A Ukrainian woman who fled Kyiv to stay with family in New York described her “devastating” escape from her home to The Post after arriving safely at Kennedy Airport on Friday night.
Marina Stepaniuk, 37, hugged her cousin’s husband Dmytro Shuba, 36, as he picked her up at the airport and presented her with purple and white carnations.
Stepaniuk, an events planner in the Ukrainian capital, said she knows when “the city should flee”. Russian air raids started on February 24th.

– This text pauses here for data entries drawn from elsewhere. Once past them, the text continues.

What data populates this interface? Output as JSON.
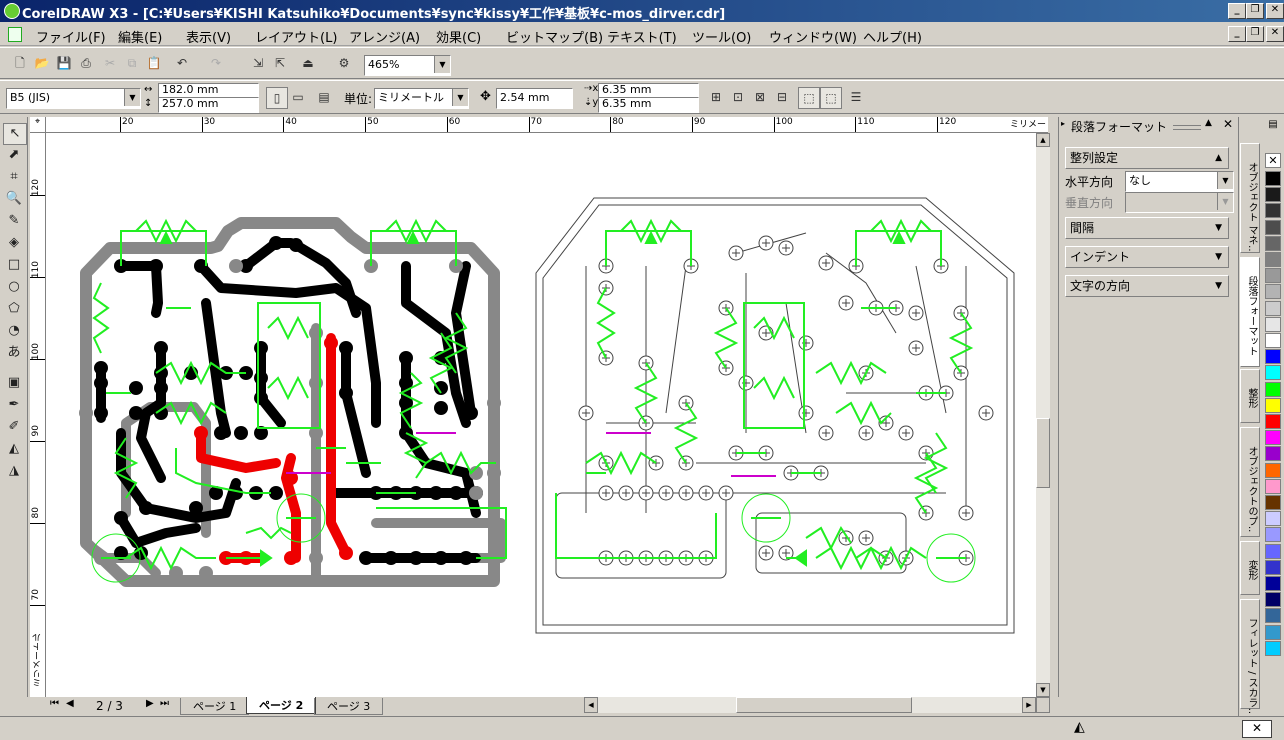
{
  "window": {
    "title": "CorelDRAW X3 - [C:¥Users¥KISHI Katsuhiko¥Documents¥sync¥kissy¥工作¥基板¥c-mos_dirver.cdr]"
  },
  "menu": [
    "ファイル(F)",
    "編集(E)",
    "表示(V)",
    "レイアウト(L)",
    "アレンジ(A)",
    "効果(C)",
    "ビットマップ(B)",
    "テキスト(T)",
    "ツール(O)",
    "ウィンドウ(W)",
    "ヘルプ(H)"
  ],
  "toolbar": {
    "zoom": "465%"
  },
  "property_bar": {
    "paper": "B5 (JIS)",
    "width": "182.0 mm",
    "height": "257.0 mm",
    "units_label": "単位:",
    "units": "ミリメートル",
    "nudge": "2.54 mm",
    "dup_x": "6.35 mm",
    "dup_y": "6.35 mm"
  },
  "ruler": {
    "unit": "ミリメートル",
    "top_ticks": [
      "20",
      "30",
      "40",
      "50",
      "60",
      "70",
      "80",
      "90",
      "100",
      "110",
      "120"
    ],
    "left_ticks": [
      "120",
      "110",
      "100",
      "90",
      "80",
      "70"
    ],
    "left_unit": "ミリメートル"
  },
  "page_nav": {
    "counter": "2 / 3",
    "tabs": [
      "ページ 1",
      "ページ 2",
      "ページ 3"
    ],
    "active": 1
  },
  "docker": {
    "title": "段落フォーマット",
    "section_align": "整列設定",
    "horizontal_label": "水平方向",
    "horizontal_value": "なし",
    "vertical_label": "垂直方向",
    "spacing": "間隔",
    "indent": "インデント",
    "text_direction": "文字の方向"
  },
  "side_tabs": [
    "オブジェクト マネ..",
    "段落フォーマット",
    "整形",
    "オブジェクトのプ..",
    "変形",
    "フィレット / スカラ.."
  ],
  "palette_colors": [
    "#000000",
    "#1a1a1a",
    "#333333",
    "#4d4d4d",
    "#666666",
    "#808080",
    "#999999",
    "#b3b3b3",
    "#cccccc",
    "#e6e6e6",
    "#ffffff",
    "#0000ff",
    "#00ffff",
    "#00ff00",
    "#ffff00",
    "#ff0000",
    "#ff00ff",
    "#9900cc",
    "#ff6600",
    "#ff99cc",
    "#663300",
    "#ccccff",
    "#9999ff",
    "#6666ff",
    "#3333cc",
    "#000099",
    "#000066",
    "#336699",
    "#3399cc",
    "#00ccff"
  ]
}
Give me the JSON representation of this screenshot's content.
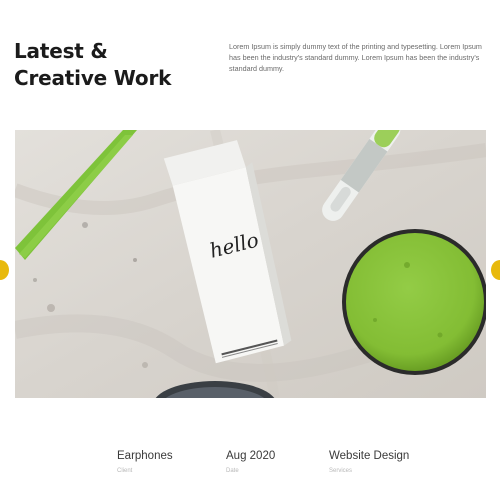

“I saw Russian planes over the Ukrainian sky – the explosions, the noise, [buildings] trembling with vibrations,” said Stepaniuk in Ukrainian, as Schuba translated.
The fugitive said she hid in a suburban basement with friends for a few days before getting in her car and driving west. She arrived in Novohrad-Volyns’kyi, Ukraine on February 28 and made it to Poland the next day.
“It took 13 hours to cross the border. All refugees tried to get out of Ukraine,” said Stepaniuk.
She was one of several people from Ukraine on the 9-hour flight from Warsaw, Poland, which landed at JFK on Friday.
However, her parents stayed behind in Novohrad.
“They don’t want to go because it’s their country, they don’t want to flee,” Stepaniuk said.
“It’s very worrying. I cried on the way here,” she said of leaving her family behind. “It’s a devastating thing that’s happening.”
Stepaniuk arrived in the Big Apple with just two suitcases and a travel visa.
Shuba, who lives in Dobbs Ferry and works as a caretaker, said of his wife’s cousin, “She’s part of our family and can stay as long as she needs to.”
He would have returned to his hometown of Kyiv to take up arms against Russia, he said, if he hadn’t committed himself to his 5-year-old daughter and young son in the US.
“I have two children. That’s the only thing holding me back. Otherwise I would be there,” said Schuba, who wore a blue and yellow Ukrainian flag sticker on his arm.
Shuba, who said he immigrated to the United States 21 years ago, was concerned that his grandfather and uncle were unavailable at home.
“It just doesn’t get anywhere,” he said of the call to his 84-year-old grandfather.
“It’s barbaric. You don’t do that in the 21st century,” Shuba continued, referring to the Russian invasion.
“I think he’s the Antichrist,” he said of Russian President Vladimir Putin. “The worst thing that can happen to a country is when a KGB leader takes over.”
His fleeing relative said she was sad to be forced to leave her “good life” planning parties in Kyiv – but she hoped Ukraine could hold off the Russian invasion.
“Everyone in Ukraine believes that we will win the war and return to peace. That’s what we want,” said Stepaniuk.
Have a million refugees already fled Ukraine since the beginning of the Moscow war, and millions more are on their heels, according to the United Nations High Commissioner for Refugees.
The USA announced Thursday that Ukrainian citizens who had resided in the US before March 1 could stay for 18 months. This humanitarian aid would not affect Stepaniuk.
When asked if she had a message for Putin, Stepaniuk did not mince words.
“Get yourself down,” she said, laughing.
https://nypost.com/2022/03/05/ukraine-refugee-marina-stepaniuk-arriving-at-jfk-airport-recounts-her-ordeal-escaping-kyiv/ Arriving at JFK Airport, Ukrainian refugee Marina Stepaniuk tells of her ordeal of fleeing Kyiv